When you pick up litter, you gain a different perspective on the kind of rubbish that people generate. The biggest proportion of what we collected was plastic - bottles, bags and food packaging, a little bit of polystyrene and the harder kind of plastic used in buckets and abandoned children's toys and appliances. Even if some of this, the bottles for example, were once recyclable, they'd become so contaminated by dirt and debris, that they were only suitable for refuse. Maybe because it doesn't biodegrade, or because it accumulates in different ways, or maybe because it is actually the majority of our waste, it forms the highest proportion - doesn't really matter, we need to cut down. Every bottle could've been avoided if only their owners had felt they'd space and time in their life to take a refillable one into town with them.
There were some glass bottles, not many, which would recycle easily: less contaminated and glass loses less of its quality as it goes through the recycling process so more useful. And lots of window glass, which does not recycle. Worth collecting up for the hazard to passers-by.
And metal - lots of scrap metal and drinks cans, one of which was full and sealed! These are a pretty good bet for recycling too. I do strongly believe that a return deposit on these would mean far fewer of them littering our public places. And maybe a small source of income for the wise.
The remaining assorted debris was relics of people's lives. Silicon sealant from a bathroom refurb, a decking board (partially burnt) from a garden makeover maybe, an old nappy from a day out on the swings, needles and syringes - too many. Far too many. As you pick you contemplate where and why, the stories - some happy memories made, some so desperate and sad - it's almost impossible not to well up

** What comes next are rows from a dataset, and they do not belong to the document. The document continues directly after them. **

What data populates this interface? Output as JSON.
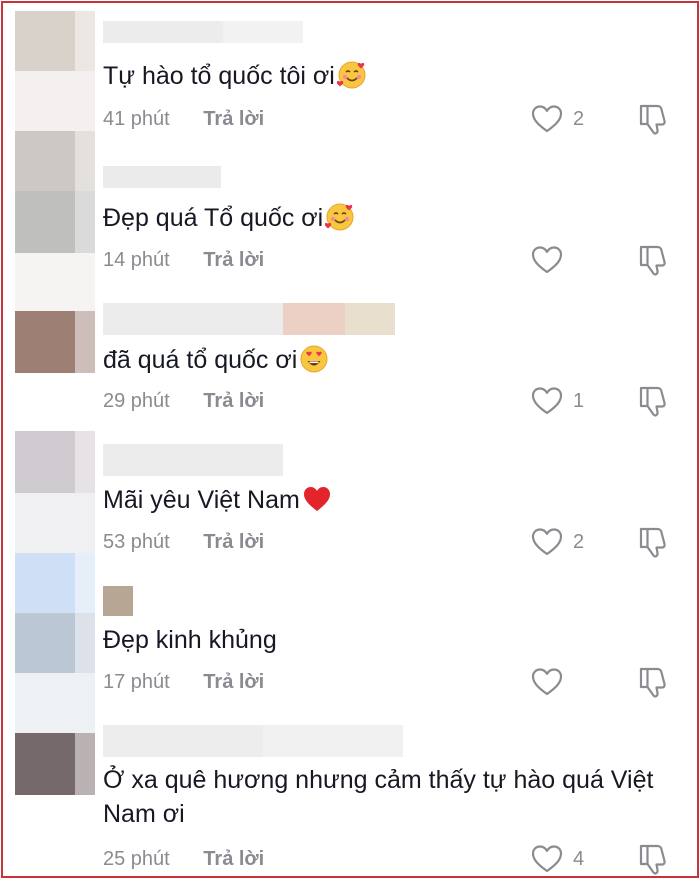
{
  "comments": [
    {
      "text": "Tự hào tổ quốc tôi ơi",
      "emoji": "smiling-face-with-hearts-icon",
      "time": "41 phút",
      "reply": "Trả lời",
      "likes": "2"
    },
    {
      "text": "Đẹp quá Tổ quốc ơi",
      "emoji": "smiling-face-with-hearts-icon",
      "time": "14 phút",
      "reply": "Trả lời",
      "likes": ""
    },
    {
      "text": "đã quá tổ quốc ơi",
      "emoji": "heart-eyes-icon",
      "time": "29 phút",
      "reply": "Trả lời",
      "likes": "1"
    },
    {
      "text": "Mãi yêu Việt Nam",
      "emoji": "red-heart-icon",
      "time": "53 phút",
      "reply": "Trả lời",
      "likes": "2"
    },
    {
      "text": "Đẹp kinh khủng",
      "emoji": "",
      "time": "17 phút",
      "reply": "Trả lời",
      "likes": ""
    },
    {
      "text": "Ở xa quê hương nhưng cảm thấy tự hào quá Việt Nam ơi",
      "emoji": "",
      "time": "25 phút",
      "reply": "Trả lời",
      "likes": "4"
    }
  ],
  "colors": {
    "border": "#c8323a",
    "text": "#161823",
    "meta": "#8a8b91"
  }
}
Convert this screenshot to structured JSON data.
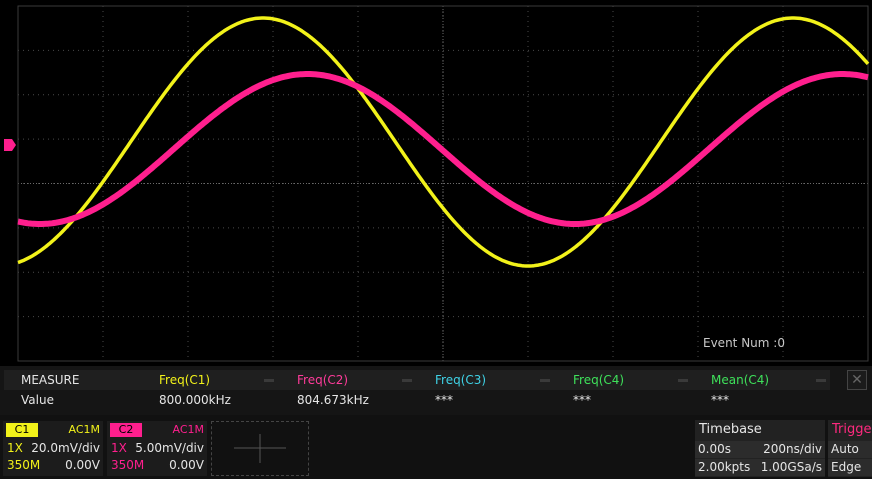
{
  "scope": {
    "event_label": "Event Num :0",
    "colors": {
      "ch1": "#f2f21a",
      "ch2": "#ff1f8e",
      "grid": "#4a4a4a",
      "dash_label": "#8a8a8a"
    },
    "channel2_marker_icon": "ground-level-marker"
  },
  "measure": {
    "title": "MEASURE",
    "row_label": "Value",
    "columns": [
      {
        "name": "Freq(C1)",
        "value": "800.000kHz",
        "color": "#f2f21a"
      },
      {
        "name": "Freq(C2)",
        "value": "804.673kHz",
        "color": "#ff3b9a"
      },
      {
        "name": "Freq(C3)",
        "value": "***",
        "color": "#3fd2e6"
      },
      {
        "name": "Freq(C4)",
        "value": "***",
        "color": "#3ee05a"
      },
      {
        "name": "Mean(C4)",
        "value": "***",
        "color": "#3ee05a"
      }
    ]
  },
  "channels": [
    {
      "tag": "C1",
      "coupling": "AC1M",
      "probe": "1X",
      "scale": "20.0mV/div",
      "bw": "350M",
      "offset": "0.00V",
      "tag_bg": "#f2f21a",
      "tag_fg": "#000000",
      "accent": "#f2f21a"
    },
    {
      "tag": "C2",
      "coupling": "AC1M",
      "probe": "1X",
      "scale": "5.00mV/div",
      "bw": "350M",
      "offset": "0.00V",
      "tag_bg": "#ff1f8e",
      "tag_fg": "#000000",
      "accent": "#ff1f8e"
    }
  ],
  "timebase": {
    "title": "Timebase",
    "delay": "0.00s",
    "scale": "200ns/div",
    "points": "2.00kpts",
    "rate": "1.00GSa/s"
  },
  "trigger": {
    "title": "Trigger",
    "mode": "Auto",
    "type": "Edge"
  }
}
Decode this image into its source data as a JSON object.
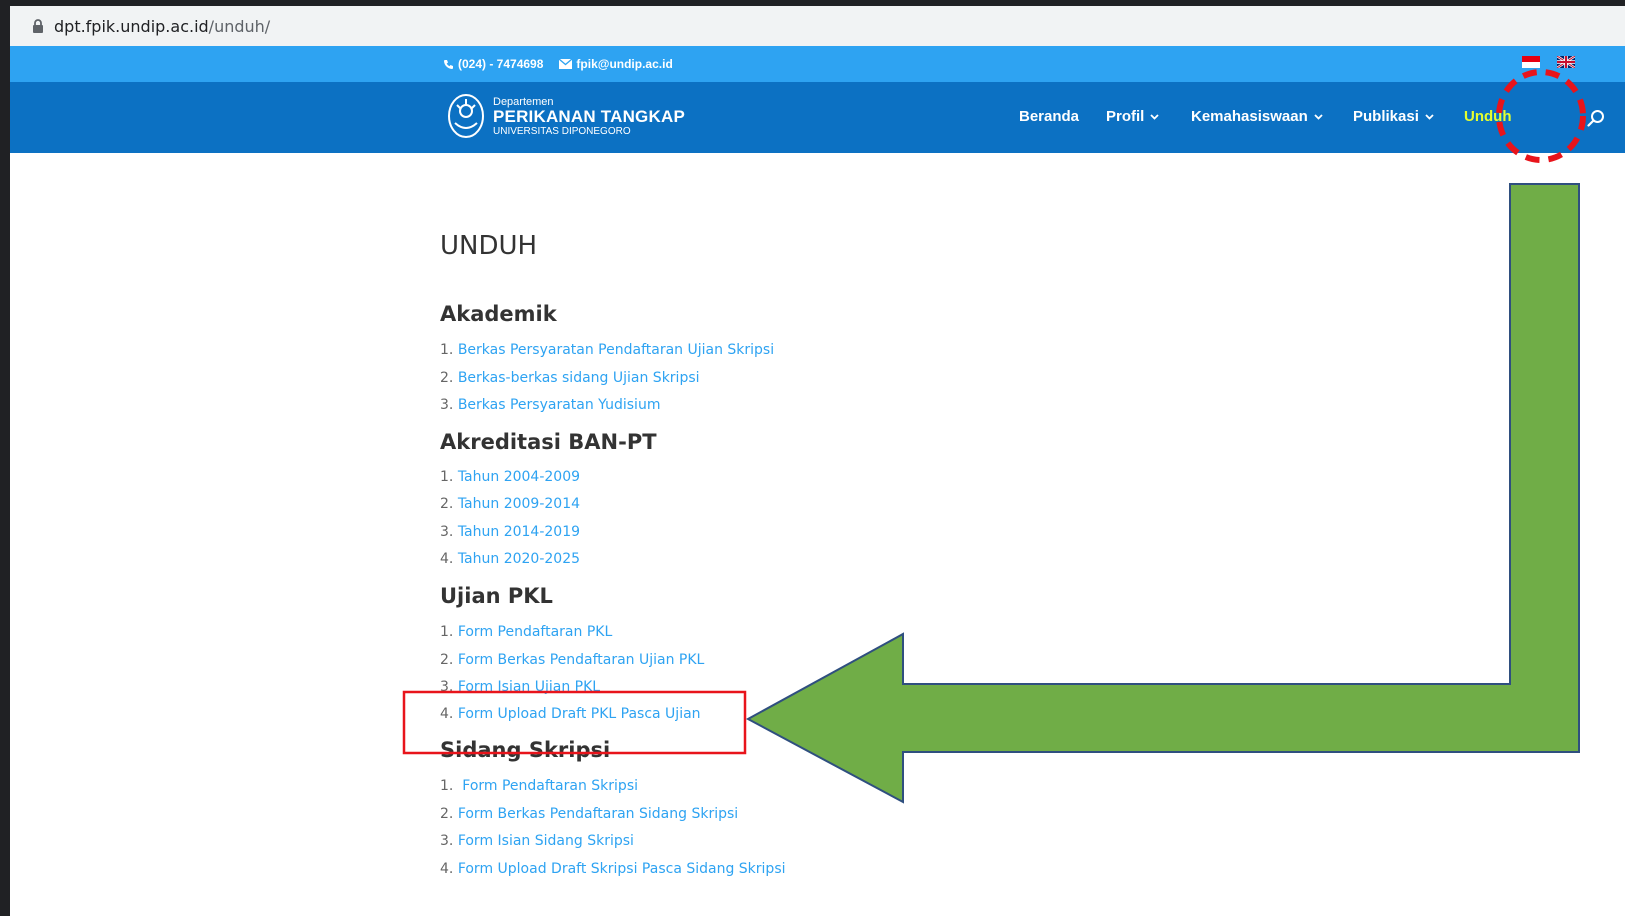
{
  "browser": {
    "url_host": "dpt.fpik.undip.ac.id",
    "url_path": "/unduh/"
  },
  "topbar": {
    "phone": "(024) - 7474698",
    "email": "fpik@undip.ac.id"
  },
  "logo": {
    "line1": "Departemen",
    "line2": "PERIKANAN TANGKAP",
    "line3": "UNIVERSITAS DIPONEGORO"
  },
  "nav": {
    "beranda": "Beranda",
    "profil": "Profil",
    "kemahasiswaan": "Kemahasiswaan",
    "publikasi": "Publikasi",
    "unduh": "Unduh"
  },
  "page": {
    "title": "UNDUH"
  },
  "sections": [
    {
      "title": "Akademik",
      "items": [
        {
          "num": "1.",
          "label": "Berkas Persyaratan Pendaftaran Ujian Skripsi"
        },
        {
          "num": "2.",
          "label": "Berkas-berkas sidang Ujian Skripsi"
        },
        {
          "num": "3.",
          "label": "Berkas Persyaratan Yudisium"
        }
      ]
    },
    {
      "title": "Akreditasi BAN-PT",
      "items": [
        {
          "num": "1.",
          "label": "Tahun 2004-2009"
        },
        {
          "num": "2.",
          "label": "Tahun 2009-2014"
        },
        {
          "num": "3.",
          "label": "Tahun 2014-2019"
        },
        {
          "num": "4.",
          "label": "Tahun 2020-2025"
        }
      ]
    },
    {
      "title": "Ujian PKL",
      "items": [
        {
          "num": "1.",
          "label": "Form Pendaftaran PKL"
        },
        {
          "num": "2.",
          "label": "Form Berkas Pendaftaran Ujian PKL"
        },
        {
          "num": "3.",
          "label": "Form Isian Ujian PKL"
        },
        {
          "num": "4.",
          "label": "Form Upload Draft PKL Pasca Ujian"
        }
      ]
    },
    {
      "title": "Sidang Skripsi",
      "items": [
        {
          "num": "1.",
          "label": "Form Pendaftaran Skripsi"
        },
        {
          "num": "2.",
          "label": "Form Berkas Pendaftaran Sidang Skripsi"
        },
        {
          "num": "3.",
          "label": "Form Isian Sidang Skripsi"
        },
        {
          "num": "4.",
          "label": "Form Upload Draft Skripsi Pasca Sidang Skripsi"
        }
      ]
    }
  ],
  "colors": {
    "topbar": "#2ea3f2",
    "header": "#0c71c3",
    "link": "#2ea3f2",
    "active_nav": "#e5ff2f",
    "annotation_red": "#e8141b",
    "annotation_arrow": "#70ad47"
  },
  "icons": [
    "lock-icon",
    "phone-icon",
    "email-icon",
    "flag-id-icon",
    "flag-uk-icon",
    "search-icon",
    "chevron-down-icon"
  ]
}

The filth, the lawbreaking, the frustration, the sadness... Why would anyone put themselves through this? If you need more reason than the satisfaction, the comradely jokes and the childish subversion, then maybe this will provide at least one answer. It seems that a simple, shared community activity, like just picking up the rubbish around you, ticks all four Happy Life boxes - pleasant, good, meaningful and full lives. Litter *is* the key to happiness!
See? Told you so! Now go find grabbers, bags and friends and get started!
Treading Lightly is simple living, within your means and the means of the planet, and making a minimal impact on the Earth. Find out more here about Catherine, of Barefoot Solutions, does this from day to day.